New professor takes on Medieval Studies, compares UConn to Duke
Published: Monday, October 22, 2012
Updated: Monday, October 22, 2012 23:10
There’s a new expert in town, and she’s ready to pull her students into the Middle Ages.
Fiona Somerset, a well-known teacher from Duke University, joined the UConn staff this semester.
“I think the students are more friendly and outgoing,” she said, “and interesting.”
Which isn’t to say she didn’t have great students at Duke as well: they were just a different sort of student.
“On this campus, if you have anything that you’re carrying or that you’re doing, everyone wants to jump in and help. Grad students, undergrads, professors… people want to help,” she said.
She said she is enthralled by what she calls the “culture” of UConn and the difference between the people here versus at Duke.
“I would say that a really interesting difference in campus culture is that when, say, I’m carrying heavy things around here, people offer to help me out and open doors for me,” she said. “And they never did that at Duke.”
She said that moving in has been busy and that she’s excited to be in such a wonderful environment as UConn has been for her so far.
“I really like the campus community. There’s more of a sense of that community,” she added. “There’s more of a participation and there’s more of a sort of cooperation.”
That participation will prove crucial to her classes, in which she seeks to involve students more than they might be used to.
“If they’re English majors, they’re already used to using history to ask questions about things they think they know,” she said.
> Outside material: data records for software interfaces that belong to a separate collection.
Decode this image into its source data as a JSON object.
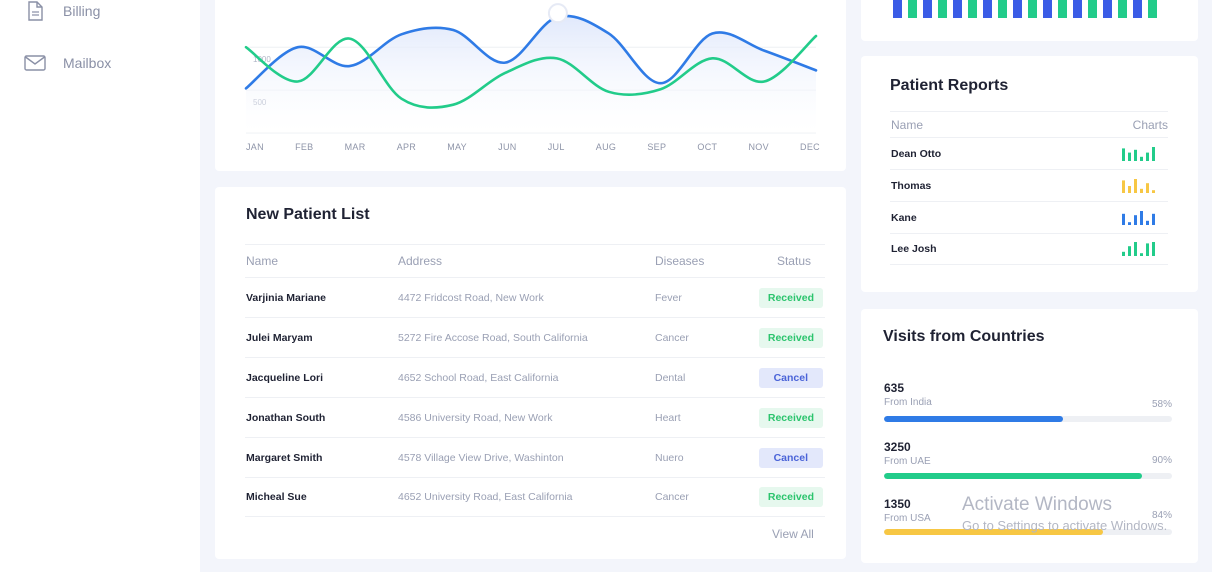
{
  "sidebar": {
    "items": [
      {
        "label": "Billing",
        "icon": "file-icon"
      },
      {
        "label": "Mailbox",
        "icon": "mail-icon"
      }
    ]
  },
  "colors": {
    "blue": "#2f7be6",
    "green": "#22cc8a",
    "accent": "#3b5ce6",
    "yellow": "#f7c744",
    "received": "#2bc46d",
    "cancel": "#4a63d8"
  },
  "chart_data": {
    "type": "line",
    "categories": [
      "JAN",
      "FEB",
      "MAR",
      "APR",
      "MAY",
      "JUN",
      "JUL",
      "AUG",
      "SEP",
      "OCT",
      "NOV",
      "DEC"
    ],
    "ytick_labels": [
      "1000",
      "500"
    ],
    "ylim": [
      0,
      1550
    ],
    "series": [
      {
        "color": "#2f7be6",
        "values": [
          520,
          1000,
          780,
          1150,
          1200,
          820,
          1350,
          1160,
          580,
          1160,
          960,
          730
        ]
      },
      {
        "color": "#22cc8a",
        "values": [
          1000,
          600,
          1100,
          400,
          330,
          700,
          870,
          480,
          510,
          870,
          600,
          1130
        ]
      }
    ]
  },
  "patient_list": {
    "title": "New Patient List",
    "columns": [
      "Name",
      "Address",
      "Diseases",
      "Status"
    ],
    "rows": [
      {
        "name": "Varjinia Mariane",
        "address": "4472 Fridcost Road, New Work",
        "disease": "Fever",
        "status": "Received"
      },
      {
        "name": "Julei Maryam",
        "address": "5272 Fire Accose Road, South California",
        "disease": "Cancer",
        "status": "Received"
      },
      {
        "name": "Jacqueline Lori",
        "address": "4652 School Road, East California",
        "disease": "Dental",
        "status": "Cancel"
      },
      {
        "name": "Jonathan South",
        "address": "4586 University Road, New Work",
        "disease": "Heart",
        "status": "Received"
      },
      {
        "name": "Margaret Smith",
        "address": "4578 Village View Drive, Washinton",
        "disease": "Nuero",
        "status": "Cancel"
      },
      {
        "name": "Micheal Sue",
        "address": "4652 University Road, East California",
        "disease": "Cancer",
        "status": "Received"
      }
    ],
    "view_all": "View All"
  },
  "patient_reports": {
    "title": "Patient Reports",
    "columns": [
      "Name",
      "Charts"
    ],
    "rows": [
      {
        "name": "Dean Otto",
        "color": "#22cc8a",
        "bars": [
          0.9,
          0.6,
          0.8,
          0.3,
          0.6,
          1.0
        ]
      },
      {
        "name": "Thomas",
        "color": "#f7c744",
        "bars": [
          0.9,
          0.5,
          1.0,
          0.3,
          0.7,
          0.2
        ]
      },
      {
        "name": "Kane",
        "color": "#2f7be6",
        "bars": [
          0.8,
          0.2,
          0.7,
          1.0,
          0.3,
          0.8
        ]
      },
      {
        "name": "Lee Josh",
        "color": "#22cc8a",
        "bars": [
          0.3,
          0.7,
          1.0,
          0.2,
          0.9,
          1.0
        ]
      }
    ]
  },
  "visits": {
    "title": "Visits from Countries",
    "items": [
      {
        "count": "635",
        "from": "From India",
        "percent_label": "58%",
        "percent": 0.62,
        "color": "#2f7be6"
      },
      {
        "count": "3250",
        "from": "From UAE",
        "percent_label": "90%",
        "percent": 0.895,
        "color": "#22cc8a"
      },
      {
        "count": "1350",
        "from": "From USA",
        "percent_label": "84%",
        "percent": 0.76,
        "color": "#f7c744"
      }
    ]
  },
  "top_bar_chart": {
    "colors": [
      "#3b5ce6",
      "#22cc8a"
    ]
  },
  "watermark": {
    "line1": "Activate Windows",
    "line2": "Go to Settings to activate Windows."
  }
}
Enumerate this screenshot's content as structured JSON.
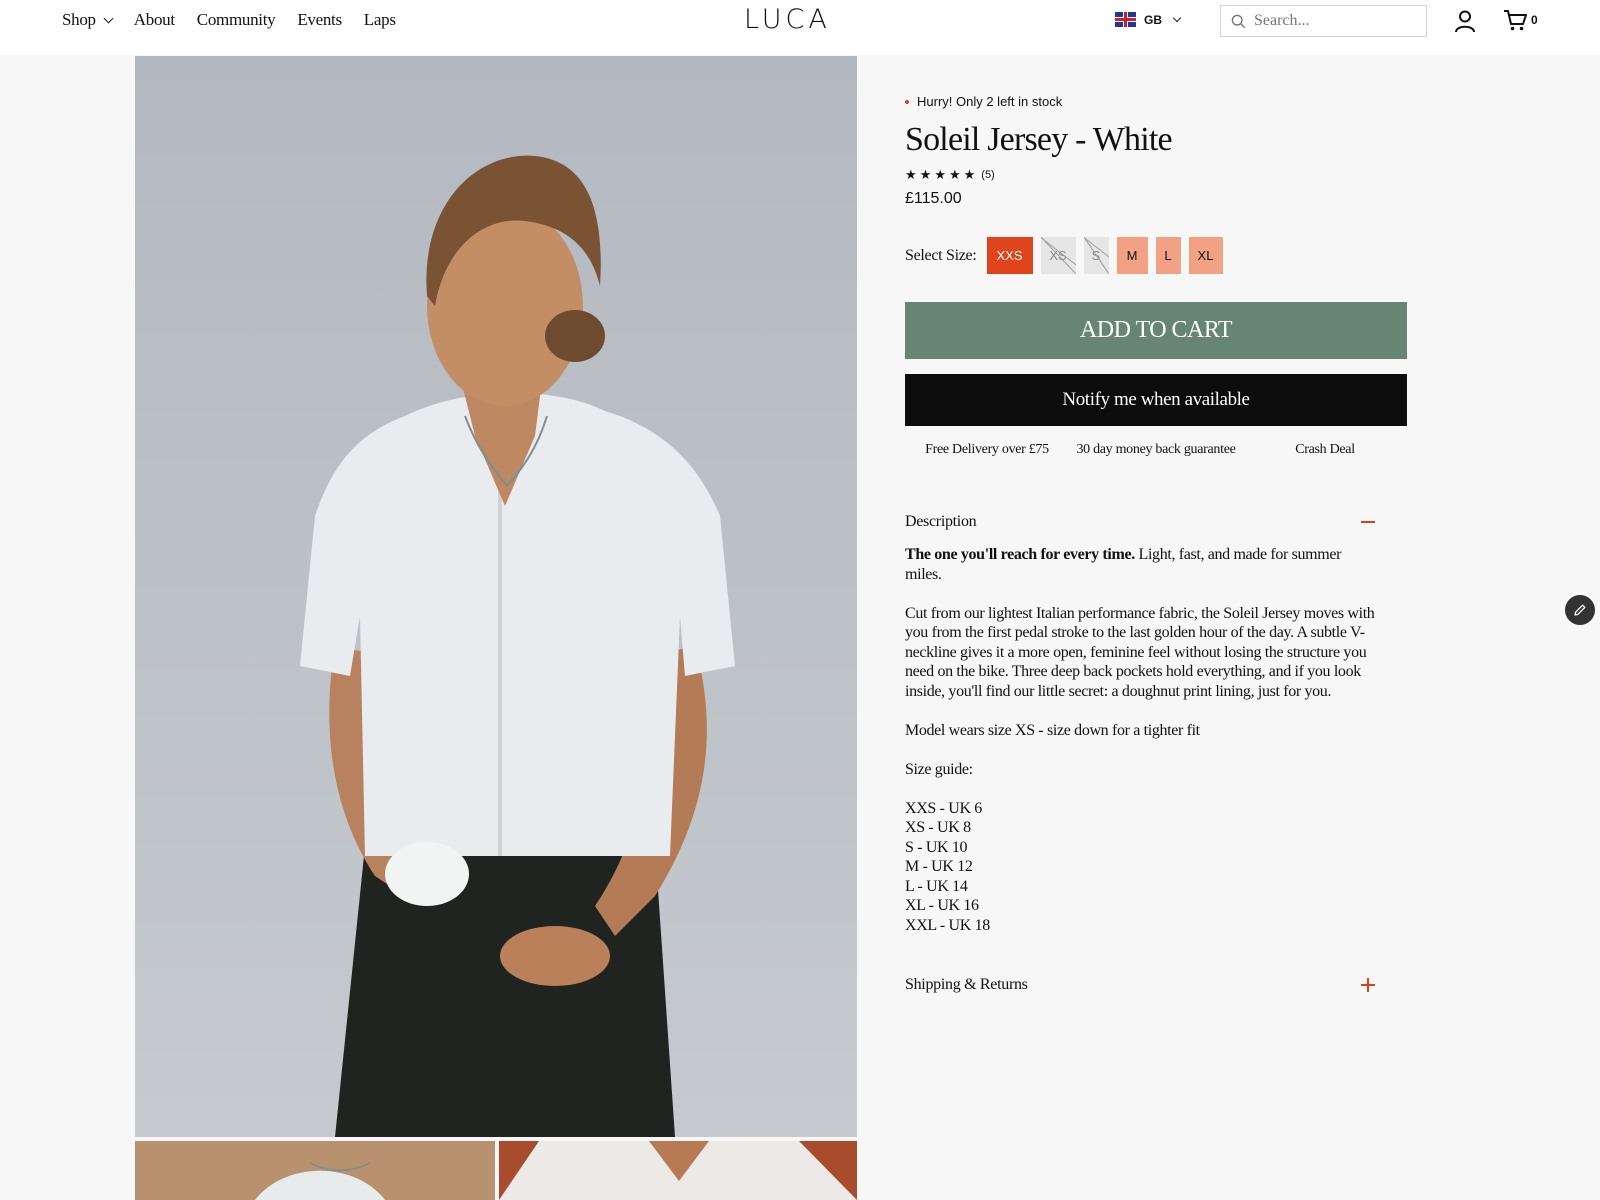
{
  "nav": {
    "shop": "Shop",
    "about": "About",
    "community": "Community",
    "events": "Events",
    "laps": "Laps"
  },
  "logo": "LUCA",
  "locale": {
    "country": "GB"
  },
  "search": {
    "placeholder": "Search..."
  },
  "cart": {
    "count": "0"
  },
  "product": {
    "stock_notice": "Hurry! Only 2 left in stock",
    "title": "Soleil Jersey - White",
    "rating_stars": 5,
    "review_count": "(5)",
    "price": "£115.00",
    "size_label": "Select Size:",
    "sizes": [
      {
        "label": "XXS",
        "state": "selected"
      },
      {
        "label": "XS",
        "state": "sold-out"
      },
      {
        "label": "S",
        "state": "sold-out"
      },
      {
        "label": "M",
        "state": "available"
      },
      {
        "label": "L",
        "state": "available"
      },
      {
        "label": "XL",
        "state": "available"
      }
    ],
    "add_to_cart": "ADD TO CART",
    "notify": "Notify me when available",
    "perks": [
      "Free Delivery over £75",
      "30 day money back guarantee",
      "Crash Deal"
    ]
  },
  "description": {
    "heading": "Description",
    "lead_bold": "The one you'll reach for every time.",
    "lead_rest": " Light, fast, and made for summer miles.",
    "body": "Cut from our lightest Italian performance fabric, the Soleil Jersey moves with you from the first pedal stroke to the last golden hour of the day. A subtle V-neckline gives it a more open, feminine feel without losing the structure you need on the bike. Three deep back pockets hold everything, and if you look inside, you'll find our little secret: a doughnut print lining, just for you.",
    "model_note": "Model wears size XS - size down for a tighter fit",
    "size_guide_title": "Size guide:",
    "size_guide": [
      "XXS - UK 6",
      "XS - UK 8",
      "S - UK 10",
      "M - UK 12",
      "L - UK 14",
      "XL - UK 16",
      "XXL - UK 18"
    ]
  },
  "shipping": {
    "heading": "Shipping & Returns"
  },
  "colors": {
    "accent": "#e0441c",
    "add_to_cart_bg": "#668572",
    "notify_bg": "#0c0c0c",
    "available_size_bg": "#f2a184"
  }
}
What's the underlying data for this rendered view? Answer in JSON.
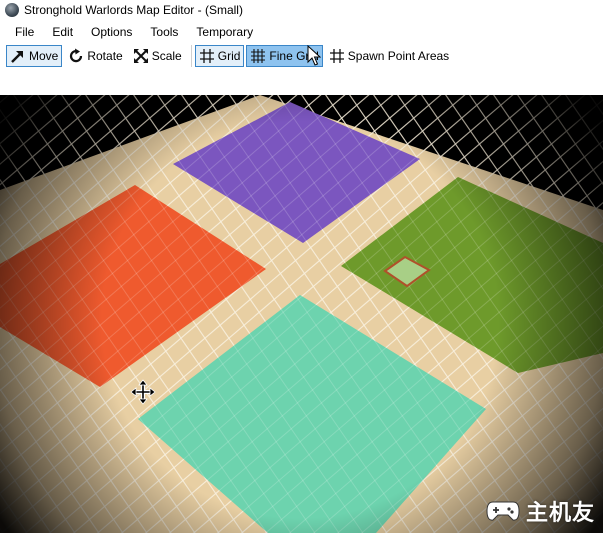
{
  "window": {
    "title": "Stronghold Warlords Map Editor - (Small)",
    "app_icon": "globe-icon"
  },
  "menu": {
    "items": [
      {
        "label": "File"
      },
      {
        "label": "Edit"
      },
      {
        "label": "Options"
      },
      {
        "label": "Tools"
      },
      {
        "label": "Temporary"
      }
    ]
  },
  "toolbar": {
    "move_label": "Move",
    "rotate_label": "Rotate",
    "scale_label": "Scale",
    "grid_label": "Grid",
    "fine_grid_label": "Fine Grid",
    "spawn_label": "Spawn Point Areas",
    "active": [
      "Move",
      "Grid",
      "Fine Grid"
    ]
  },
  "viewport": {
    "colors": {
      "ground": "#e8cfa3",
      "grid_line": "#f6ead3",
      "purple_area": "#7b56bf",
      "green_area": "#6e9a2b",
      "red_area": "#ef5a2e",
      "teal_area": "#6dd3ae",
      "marker_fill": "#a8cf86",
      "marker_border": "#b0502a"
    },
    "cursor_icon": "move-cursor-icon"
  },
  "watermark": {
    "text": "主机友",
    "icon": "gamepad-icon"
  }
}
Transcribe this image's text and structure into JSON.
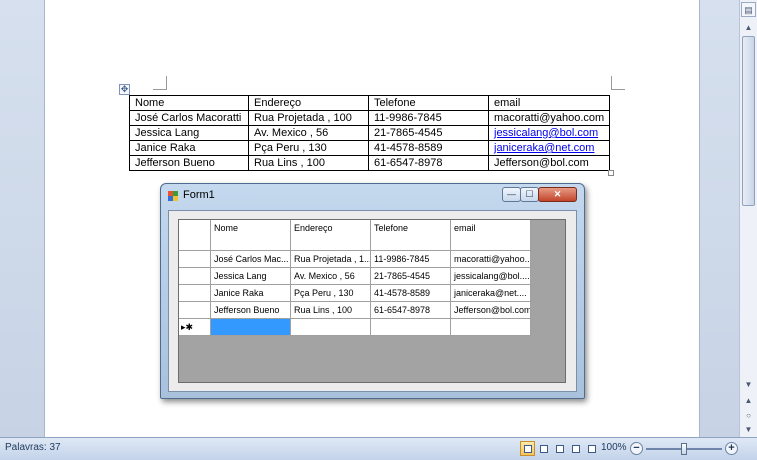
{
  "doc_table": {
    "headers": [
      "Nome",
      "Endereço",
      "Telefone",
      "email"
    ],
    "rows": [
      {
        "nome": "José Carlos Macoratti",
        "endereco": "Rua Projetada , 100",
        "telefone": "11-9986-7845",
        "email": "macoratti@yahoo.com",
        "email_link": false
      },
      {
        "nome": "Jessica Lang",
        "endereco": "Av. Mexico , 56",
        "telefone": "21-7865-4545",
        "email": "jessicalang@bol.com",
        "email_link": true
      },
      {
        "nome": "Janice Raka",
        "endereco": "Pça  Peru , 130",
        "telefone": "41-4578-8589",
        "email": "janiceraka@net.com",
        "email_link": true
      },
      {
        "nome": "Jefferson Bueno",
        "endereco": "Rua Lins , 100",
        "telefone": "61-6547-8978",
        "email": "Jefferson@bol.com",
        "email_link": false
      }
    ]
  },
  "form1": {
    "title": "Form1",
    "grid": {
      "headers": [
        "Nome",
        "Endereço",
        "Telefone",
        "email"
      ],
      "rows": [
        [
          "José Carlos Mac...",
          "Rua Projetada , 1...",
          "11-9986-7845",
          "macoratti@yahoo...."
        ],
        [
          "Jessica Lang",
          "Av. Mexico , 56",
          "21-7865-4545",
          "jessicalang@bol...."
        ],
        [
          "Janice Raka",
          "Pça  Peru , 130",
          "41-4578-8589",
          "janiceraka@net...."
        ],
        [
          "Jefferson Bueno",
          "Rua Lins , 100",
          "61-6547-8978",
          "Jefferson@bol.com"
        ]
      ],
      "new_row_marker": "▸✱"
    }
  },
  "statusbar": {
    "words": "Palavras: 37",
    "zoom": "100%",
    "zoom_minus": "−",
    "zoom_plus": "+",
    "zoom_level_percent": 100
  },
  "icons": {
    "table_move": "✥",
    "ruler_toggle": "▤",
    "scroll_up": "▲",
    "scroll_down": "▼",
    "browse_prev": "▲",
    "browse_object": "○",
    "browse_next": "▼",
    "minimize": "—",
    "maximize": "☐",
    "close": "✕"
  }
}
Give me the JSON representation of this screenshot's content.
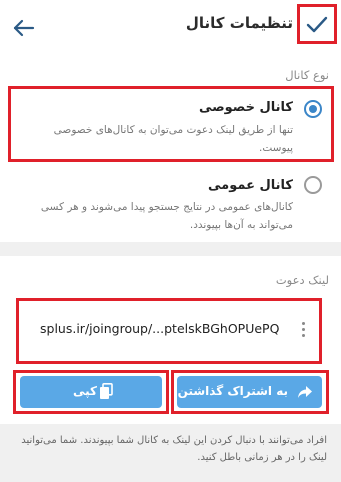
{
  "header": {
    "title": "تنظیمات کانال"
  },
  "channel_type": {
    "section_label": "نوع کانال",
    "options": [
      {
        "title": "کانال خصوصی",
        "description": "تنها از طریق لینک دعوت می‌توان به کانال‌های خصوصی پیوست.",
        "selected": true
      },
      {
        "title": "کانال عمومی",
        "description": "کانال‌های عمومی در نتایج جستجو پیدا می‌شوند و هر کسی می‌تواند به آن‌ها بپیوندد.",
        "selected": false
      }
    ]
  },
  "invite": {
    "section_label": "لینک دعوت",
    "link": "splus.ir/joingroup/...ptelskBGhOPUePQ",
    "copy_label": "کپی",
    "share_label": "به اشتراک گذاشتن",
    "footer": "افراد می‌توانند با دنبال کردن این لینک به کانال شما بپیوندند. شما می‌توانید لینک را در هر زمانی باطل کنید."
  },
  "colors": {
    "accent": "#3b86c8",
    "button": "#5aa8e6",
    "highlight": "#e0202a"
  }
}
But, she said, she’s had many non-English majors before as well, such as engineering majors, and knows that teaching Chaucer and other works to people not very familiar with his work is tricky.
“The first move that any eighteen or twenty year old should make when they get told to believe something is true in the world is to say ‘Really?’ and check it out,” she said. “I try to teach that kind of skeptical curiosity and that wish to question what you’re being told as a way of life.”
Nothing is to be gotten from letting others pull the wool over yours eyes, she also said, so she wants to encourage her students to think for themselves and learn to question everything around them. She wants them to decide what to believe because, as she phrased it, that is the “basis of what you learn.”
In her classes, she wants to teach students to look closer at texts and ask questions that challenge what they already know, the way she does when pondering over a historical work of fiction.
“One way that I ask questions is by studying the past. But I think that there are lots of ways, from me and from other professors, to learn this inquiring attitude. To be always asking,” she said.